Here are all the trailers I’ve found so far for the films programmed at Glasgow Film Festival 2015. The playlist is drawn from/limited to YouTube, so there are a number of trailers and clips lacking in English-language subtitles while others are missing entirely. Nevertheless, it’s 125 videos long so there’s plenty to get stuck into.
If you’re looking for something more concise, try GFF’s clip reel:
And if you just came looking for something awesome, our trailer for Stunt Rock at GFF is here:
Tickets are on sale from Monday 26 January at 10am, although FrightFest tickets are already on sale and you can pick up a FREE ticket for Matchbox Cineclub’s Stunt Rock screening here.
Our second monthly screening at The Old Hairdressers is also going to be part of Glasgow Film Festival 2015, folding into their Strewth! strand. We’re bringing the Ozploitation to the GFF party, specifically Brian Trenchard-Smith’s Stunt Rock (1980), by kind arrangement with the director himself. Here’s the blurb we wrote for the brochure:
“Death Wish at 120 Decibels! No, the tagline doesn’t make sense, but when you’ve named your film Stunt Rock, there’s not much else to say.

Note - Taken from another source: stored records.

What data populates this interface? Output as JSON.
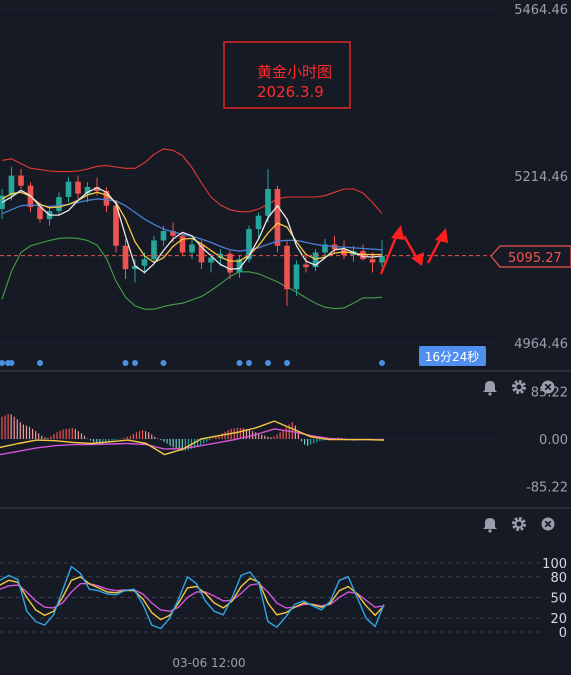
{
  "chart_data": [
    {
      "type": "candlestick",
      "panel": "main",
      "annotation": {
        "line1": "黄金小时图",
        "line2": "2026.3.9"
      },
      "y_ticks": [
        "5464.46",
        "5214.46",
        "4964.46"
      ],
      "y_tick_values": [
        5464.46,
        5214.46,
        4964.46
      ],
      "ylim": [
        4964.46,
        5464.46
      ],
      "price_label": "5095.27",
      "price_value": 5095.27,
      "countdown": "16分24秒",
      "colors": {
        "up": "#26a69a",
        "down": "#ef5350",
        "price_line": "#ef5350",
        "bb_outer": "#e53935",
        "bb_lower": "#43a047",
        "ma_fast": "#e8e8e8",
        "ma_mid": "#f5c842",
        "ma_slow": "#4a7fd6",
        "marker": "#4a90e2"
      },
      "series": [
        {
          "role": "bollinger-upper",
          "values": [
            5238,
            5240,
            5233,
            5226,
            5224,
            5222,
            5221,
            5221,
            5222,
            5225,
            5229,
            5230,
            5228,
            5226,
            5226,
            5234,
            5247,
            5255,
            5253,
            5245,
            5227,
            5204,
            5183,
            5171,
            5164,
            5161,
            5161,
            5165,
            5172,
            5180,
            5183,
            5183,
            5183,
            5183,
            5185,
            5190,
            5195,
            5195,
            5189,
            5175,
            5158
          ]
        },
        {
          "role": "bollinger-lower",
          "values": [
            5030,
            5072,
            5100,
            5110,
            5114,
            5118,
            5121,
            5122,
            5121,
            5118,
            5111,
            5091,
            5057,
            5033,
            5020,
            5015,
            5015,
            5019,
            5022,
            5024,
            5029,
            5034,
            5043,
            5053,
            5064,
            5071,
            5071,
            5068,
            5062,
            5056,
            5048,
            5041,
            5032,
            5024,
            5018,
            5016,
            5017,
            5024,
            5032,
            5032,
            5033
          ]
        },
        {
          "role": "ma-fast",
          "values": [
            5175,
            5183,
            5193,
            5185,
            5169,
            5156,
            5156,
            5163,
            5178,
            5190,
            5197,
            5190,
            5173,
            5125,
            5080,
            5070,
            5083,
            5103,
            5120,
            5130,
            5125,
            5108,
            5095,
            5082,
            5075,
            5076,
            5095,
            5120,
            5152,
            5170,
            5150,
            5110,
            5087,
            5081,
            5092,
            5104,
            5106,
            5100,
            5094,
            5093,
            5095
          ]
        },
        {
          "role": "ma-mid",
          "values": [
            5180,
            5188,
            5190,
            5184,
            5172,
            5167,
            5168,
            5172,
            5178,
            5186,
            5190,
            5186,
            5175,
            5150,
            5116,
            5095,
            5085,
            5092,
            5109,
            5120,
            5121,
            5113,
            5103,
            5093,
            5087,
            5087,
            5096,
            5110,
            5129,
            5144,
            5138,
            5116,
            5097,
            5090,
            5093,
            5099,
            5101,
            5099,
            5097,
            5097,
            5097
          ]
        },
        {
          "role": "ma-slow",
          "values": [
            5158,
            5164,
            5170,
            5171,
            5170,
            5169,
            5170,
            5172,
            5175,
            5178,
            5180,
            5179,
            5177,
            5170,
            5160,
            5150,
            5142,
            5135,
            5131,
            5127,
            5124,
            5120,
            5115,
            5109,
            5104,
            5102,
            5104,
            5107,
            5112,
            5117,
            5118,
            5118,
            5115,
            5112,
            5110,
            5109,
            5108,
            5107,
            5106,
            5105,
            5104
          ]
        }
      ],
      "candles": [
        [
          5165,
          5195,
          5150,
          5185
        ],
        [
          5185,
          5228,
          5178,
          5215
        ],
        [
          5215,
          5225,
          5195,
          5200
        ],
        [
          5200,
          5205,
          5160,
          5168
        ],
        [
          5168,
          5175,
          5145,
          5150
        ],
        [
          5150,
          5168,
          5140,
          5162
        ],
        [
          5162,
          5190,
          5155,
          5183
        ],
        [
          5183,
          5213,
          5175,
          5206
        ],
        [
          5206,
          5215,
          5180,
          5188
        ],
        [
          5188,
          5205,
          5175,
          5198
        ],
        [
          5198,
          5212,
          5185,
          5192
        ],
        [
          5192,
          5198,
          5160,
          5170
        ],
        [
          5170,
          5178,
          5100,
          5110
        ],
        [
          5110,
          5120,
          5060,
          5075
        ],
        [
          5075,
          5090,
          5055,
          5080
        ],
        [
          5080,
          5100,
          5068,
          5090
        ],
        [
          5090,
          5125,
          5085,
          5118
        ],
        [
          5118,
          5140,
          5110,
          5132
        ],
        [
          5132,
          5145,
          5115,
          5125
        ],
        [
          5125,
          5130,
          5095,
          5100
        ],
        [
          5100,
          5120,
          5090,
          5112
        ],
        [
          5112,
          5118,
          5075,
          5085
        ],
        [
          5085,
          5098,
          5070,
          5092
        ],
        [
          5092,
          5105,
          5080,
          5098
        ],
        [
          5098,
          5102,
          5060,
          5070
        ],
        [
          5070,
          5095,
          5062,
          5090
        ],
        [
          5090,
          5140,
          5085,
          5135
        ],
        [
          5135,
          5160,
          5120,
          5155
        ],
        [
          5155,
          5225,
          5145,
          5195
        ],
        [
          5195,
          5200,
          5100,
          5110
        ],
        [
          5110,
          5118,
          5020,
          5045
        ],
        [
          5045,
          5088,
          5035,
          5082
        ],
        [
          5082,
          5095,
          5070,
          5078
        ],
        [
          5078,
          5105,
          5072,
          5100
        ],
        [
          5100,
          5120,
          5092,
          5112
        ],
        [
          5112,
          5125,
          5100,
          5105
        ],
        [
          5105,
          5118,
          5090,
          5096
        ],
        [
          5096,
          5110,
          5086,
          5102
        ],
        [
          5102,
          5112,
          5088,
          5090
        ],
        [
          5090,
          5100,
          5070,
          5085
        ],
        [
          5085,
          5118,
          5078,
          5095
        ]
      ],
      "markers_at": [
        0,
        1,
        4,
        13,
        14,
        17,
        25,
        26,
        28,
        30,
        40
      ]
    },
    {
      "type": "histogram",
      "panel": "macd",
      "y_ticks": [
        "85.22",
        "0.00",
        "-85.22"
      ],
      "y_tick_values": [
        85.22,
        0,
        -85.22
      ],
      "ylim": [
        -120,
        120
      ],
      "series": [
        {
          "role": "macd-histogram",
          "values": [
            40,
            42,
            45,
            44,
            40,
            35,
            30,
            26,
            24,
            22,
            18,
            14,
            10,
            6,
            3,
            2,
            5,
            9,
            12,
            15,
            17,
            18,
            19,
            20,
            18,
            14,
            10,
            6,
            1,
            -3,
            -6,
            -8,
            -10,
            -9,
            -7,
            -5,
            -3,
            -2,
            -1,
            1,
            2,
            4,
            6,
            9,
            12,
            14,
            16,
            14,
            12,
            8,
            4,
            1,
            -2,
            -5,
            -8,
            -12,
            -15,
            -18,
            -20,
            -21,
            -21,
            -20,
            -18,
            -16,
            -14,
            -11,
            -8,
            -5,
            -2,
            1,
            4,
            7,
            10,
            13,
            16,
            18,
            19,
            20,
            20,
            19,
            18,
            16,
            14,
            12,
            10,
            8,
            6,
            4,
            3,
            5,
            8,
            12,
            17,
            22,
            26,
            30,
            24,
            10,
            -4,
            -10,
            -12,
            -10,
            -8,
            -6,
            -4,
            -3,
            -2,
            -1,
            1,
            2,
            3,
            2,
            1,
            -1,
            -2,
            -3,
            -3,
            -2,
            -1,
            0,
            1,
            1,
            0,
            -1,
            -1,
            0
          ]
        },
        {
          "role": "macd-line",
          "values": [
            -15,
            -8,
            -2,
            -3,
            -6,
            -8,
            -5,
            -2,
            -8,
            -28,
            -18,
            0,
            6,
            12,
            20,
            32,
            18,
            4,
            -1,
            -1,
            -1,
            -2
          ]
        },
        {
          "role": "signal-line",
          "values": [
            -28,
            -22,
            -16,
            -12,
            -10,
            -10,
            -9,
            -8,
            -10,
            -18,
            -17,
            -12,
            -6,
            0,
            8,
            18,
            13,
            6,
            1,
            -1,
            -1,
            -1
          ]
        }
      ]
    },
    {
      "type": "line",
      "panel": "stochastic",
      "y_ticks": [
        "100",
        "80",
        "50",
        "20",
        "0"
      ],
      "y_tick_values": [
        100,
        80,
        50,
        20,
        0
      ],
      "ylim": [
        0,
        100
      ],
      "x_tick_label": "03-06 12:00",
      "series": [
        {
          "role": "stoch-fast",
          "values": [
            75,
            82,
            76,
            30,
            15,
            10,
            25,
            60,
            95,
            85,
            62,
            60,
            55,
            54,
            60,
            62,
            40,
            10,
            5,
            20,
            48,
            80,
            70,
            45,
            30,
            25,
            50,
            82,
            87,
            70,
            15,
            7,
            22,
            40,
            45,
            38,
            32,
            45,
            75,
            80,
            50,
            20,
            8,
            40
          ]
        },
        {
          "role": "stoch-k",
          "values": [
            68,
            75,
            72,
            50,
            32,
            24,
            30,
            50,
            75,
            80,
            70,
            64,
            58,
            57,
            60,
            60,
            48,
            28,
            18,
            24,
            42,
            64,
            66,
            56,
            42,
            35,
            45,
            66,
            78,
            72,
            42,
            25,
            28,
            36,
            42,
            40,
            36,
            42,
            60,
            66,
            55,
            38,
            24,
            38
          ]
        },
        {
          "role": "stoch-d",
          "values": [
            62,
            67,
            68,
            58,
            45,
            36,
            35,
            42,
            58,
            70,
            70,
            67,
            62,
            60,
            61,
            61,
            55,
            42,
            32,
            30,
            36,
            50,
            58,
            58,
            52,
            45,
            46,
            56,
            68,
            70,
            58,
            42,
            35,
            36,
            40,
            40,
            38,
            40,
            50,
            58,
            56,
            46,
            36,
            38
          ]
        }
      ]
    }
  ],
  "icons": [
    "bell-icon",
    "gear-icon",
    "close-icon"
  ]
}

A high-octane, death-proof vehicle for Mad Max stunt coordinator and industry legend Grant Page, Stunt Rock is a shamelessly crowd-pleasing mix of blood-curdling stunt work and Spinal Tap-esque rock music (courtesy of magician-musicians Sorcery). As thin on plot as Page is thick of hide, Stunt Rock is an unfiltered, hilarious blast of pure cinema.”
Our supporting feature is Stunt Love (Dir. Matthew Bate, 2011), a short documentary, by kind arrangement with Australia’s Closer Productions. Here’s the trailer:
The event is free, but ticketed. Seating is limited, so we recommend booking early to avoid disappointment.
Tickets are available via EventBrite, here: bit.ly/stunt-rock
More up-to-date information at the Facebook event page here.
Finally, here’s the absolutely awesome poster designed for us by Stephen Kelly:
“My cat can eat a WHOLE WATERMELON!” On Thursday night, at The Old Hairdressers, Glasgow, we launched the latest Matchbox Cineclub venture – a monthly movie night. Despite torrential rain and gale force winds, I’m delighted to report it went off with nary a hitch (although we’ll probably have to figure out a way of introducing and cueing the programme at the same time) and a good time was had by all. By kind authority of the director himself, we screened a double bill of work by Salt Lake City filmmaker Trent Harris – namely The Beaver Trilogy (79-85; 2001) and Rubin And Ed (1992).
We set the tone with a warm room, some mood lighting and a soundtrack of Olivia Newton-John’s 1977 Greatest Hits album. Those pouring in when the doors opened snatched up the front row tables and availed themselves of the programme note handout we made (which you can see in some of the pictures above – check it out for yourself here). After some previews (our Matchbox trailer and a vintage one for Xanadu), we launched into the genre-defying, absolute singular (triangular?) experience of The Beaver Trilogy. After a short break and some context-setting clips, we finished up with lost American classic Rubin And Ed.
A huge thank you to everyone that came along, to Rebecca Wilcox and Rob Churm at the Hairdressers and to Chris Boyd (pictured, toasting, above) for the sterling help setting up. We can’t announce next month’s line-up until Wednesday 21/01, when the Glasgow Film Festival 2015 programme is announced, but we are very excited about what we have in store for February (and for the coming months too!). We’ll be back at The Old Hairdressers on the third Thursday of every month in 2015 – join us!
If you want to know more about Trent Harris and his work, we encourage you to go to his website, www.echocave.net, where he’s also selling, exclusively, DVDs and Blu-rays of his films as well as a couple of his awesome books.